Dr Mike Berry
Senior Lecturer at Cardiff University School of Journalism, Media and Cultural Studies.
Section 4: Parties and the Campaign
- Something old, something new, something borrowed, something EU
- ‘Weak and wobbly’ to ‘get Brexit done’: 2019 and Conservative campaigns
- Conservative victories in Labour heartlands in the 2019 General Election
- More Blimp, less Gandhi: the Corbyn problem
- Corbyn and Johnson’s strategic narratives on the campaign trail
- The Brexit Party’s impact – if any
- Down a slippery rope… is Britain joining the global trends towards right-wing populism?
- Farage: losing the battle to win the war
- Party election broadcasts… actually?
- GE 2019: lessons for political branding
- The postmodern election
Prior to the 2017 General Election, party manifestos were seen as relatively insignificant in influencing voting behaviour. However, this changed in 2017 when the Labour and Conservative manifestos played an important role in the Tory party losing its majority. Labour’s bold manifesto, with its pledges to nationalise the railways and energy companies, raise the minimum wage and end tuition fees caught the public imagination, whilst the Conservative’s uncosted offering, with its unpopular ‘dementia tax’, damaged the party’s campaign.
But in the 2019 election, Labour was not able to repeat the trick with its even more radical manifesto. Meanwhile, the Conservatives’ ‘small target’ approach meant that their manifesto did not impact the significant poll lead the party brought into the election.
Why was Labour’s 2019 manifesto unable to resurrect the party’s fortunes as it had in 2017 – especially since polling indicated key policies were individually popular? To answer that question, five key factors were important.

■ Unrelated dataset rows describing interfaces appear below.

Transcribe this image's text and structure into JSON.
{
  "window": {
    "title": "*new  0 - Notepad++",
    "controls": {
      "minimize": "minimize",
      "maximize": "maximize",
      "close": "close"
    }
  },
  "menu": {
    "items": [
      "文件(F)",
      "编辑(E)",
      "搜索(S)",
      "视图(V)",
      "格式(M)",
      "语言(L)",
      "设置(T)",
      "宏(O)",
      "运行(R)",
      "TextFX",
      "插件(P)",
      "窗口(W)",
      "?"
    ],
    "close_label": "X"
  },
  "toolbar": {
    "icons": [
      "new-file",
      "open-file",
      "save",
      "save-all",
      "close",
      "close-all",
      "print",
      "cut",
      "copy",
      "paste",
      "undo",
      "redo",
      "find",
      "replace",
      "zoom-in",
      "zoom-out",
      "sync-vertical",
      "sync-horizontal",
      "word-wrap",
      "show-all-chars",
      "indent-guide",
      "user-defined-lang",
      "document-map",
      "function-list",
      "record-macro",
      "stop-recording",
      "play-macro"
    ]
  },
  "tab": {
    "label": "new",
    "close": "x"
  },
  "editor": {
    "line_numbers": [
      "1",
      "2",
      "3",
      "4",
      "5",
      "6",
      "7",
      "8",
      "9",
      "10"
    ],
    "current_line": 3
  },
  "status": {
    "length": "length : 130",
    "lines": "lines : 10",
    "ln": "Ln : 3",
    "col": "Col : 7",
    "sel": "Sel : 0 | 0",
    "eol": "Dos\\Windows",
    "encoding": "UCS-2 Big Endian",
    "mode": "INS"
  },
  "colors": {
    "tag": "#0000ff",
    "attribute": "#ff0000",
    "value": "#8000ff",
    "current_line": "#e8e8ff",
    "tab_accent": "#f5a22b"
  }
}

First, negative perceptions of the party leadership influenced how people viewed its policy offerings. Policies may be popular, but if the public don’t like or trust the party to deliver them, then they won’t be seen as credible. In 2017 Jeremy Corbyn was more of an unknown quantity, fought a good campaign and saw his approval ratings rise substantially. But he came into the 2019 election with record low approval ratings and although these improved during the campaign, they remained well below his 2017 levels. Reports from canvassers suggests that sustained negative mass media coverage and ‘dark advertising’ from front groups were crucial, with voters citing key media attack lines – such as support for terrorists, antisemitism and that he would bankrupt the country- in explaining why they disliked the Labour leader.
Second, the manifesto was negatively reported in the press and broadcast media. The right-wing press provided false and misleading accounts of how much the manifesto would cost. Broadcasting relied heavily on the IFS who argued that the manifesto costings were ‘not credible’. Despite many economists supporting Labour’s approach – these views weren’t featured in the BBC’s mass audience bulletins. Instead those television bulletins – and radio shows like ‘PM’ – only cited as an external source the IFS, whose negative framing of the manifesto predominated and was later weaponized in Conservative attacks ads.
Third, the manifesto was too big and insufficient time and effort had been put into preparing the public for its more radical elements. Rather than a tight, focused offering with a few eye catching and popular proposals, the manifesto contained a cornucopia of retail offers which – in combination – voters found implausible. Furthermore, the ideological ground hadn’t been prepared to allow the more radical elements – like major public investment in a Green New Deal or free broadband – to resonate with voters. Such policies needed to be grounded in a narrative stressing the key role of an interventionist state and the importance of universalism – both approaches that marked a fundamental break with previous Conservative and New Labour governments. You cannot prepare the public for such a fundamental shift in a few short weeks. It requires a sustained programme of public education over many years. The creation of a mass membership party in 2015 offered Labour an opportunity to mobilise its supporters to explain the need for such policies, in face to face conversations and the more open spaces in broadcast media. It was an opportunity that was not taken.
Fourth, Labour faced the problem that over the preceding decades much of the public had lost faith in the ability of politicians and the state to institute major social change that would improve their lives. Canvassers reported a deep sense of ‘nihilism’ and ‘resentment’ – ‘Policy doesn’t matter here. They’ve forgotten what government can do’. Furthermore, as Ramsay notes, the Conservative campaign with its ‘key meme’ that ‘you can’t trust any of them’ was intended to breed cynicism about potential change and ‘drive down turnout among those who would benefit most from progressive policies’. This is not an environment where a manifesto offering radical social change could easily take root.
Finally, the credibility of the manifesto was damaged by the inability of Labour politicians to explain how it would be paid for. When this question was put to Nia Griffiths on an episode of Any Questions (22 November) she was unable to provide a clear answer. Even more damaging was Jeremy Corbyn’s evasiveness when Andrew Neil asked how the major pledge to the WASPI women would be funded. Labour always faces a hostile media much of it deeply opposed to a larger state. In such an environment, it has to be able to defend its spending commitments in a convincing manner.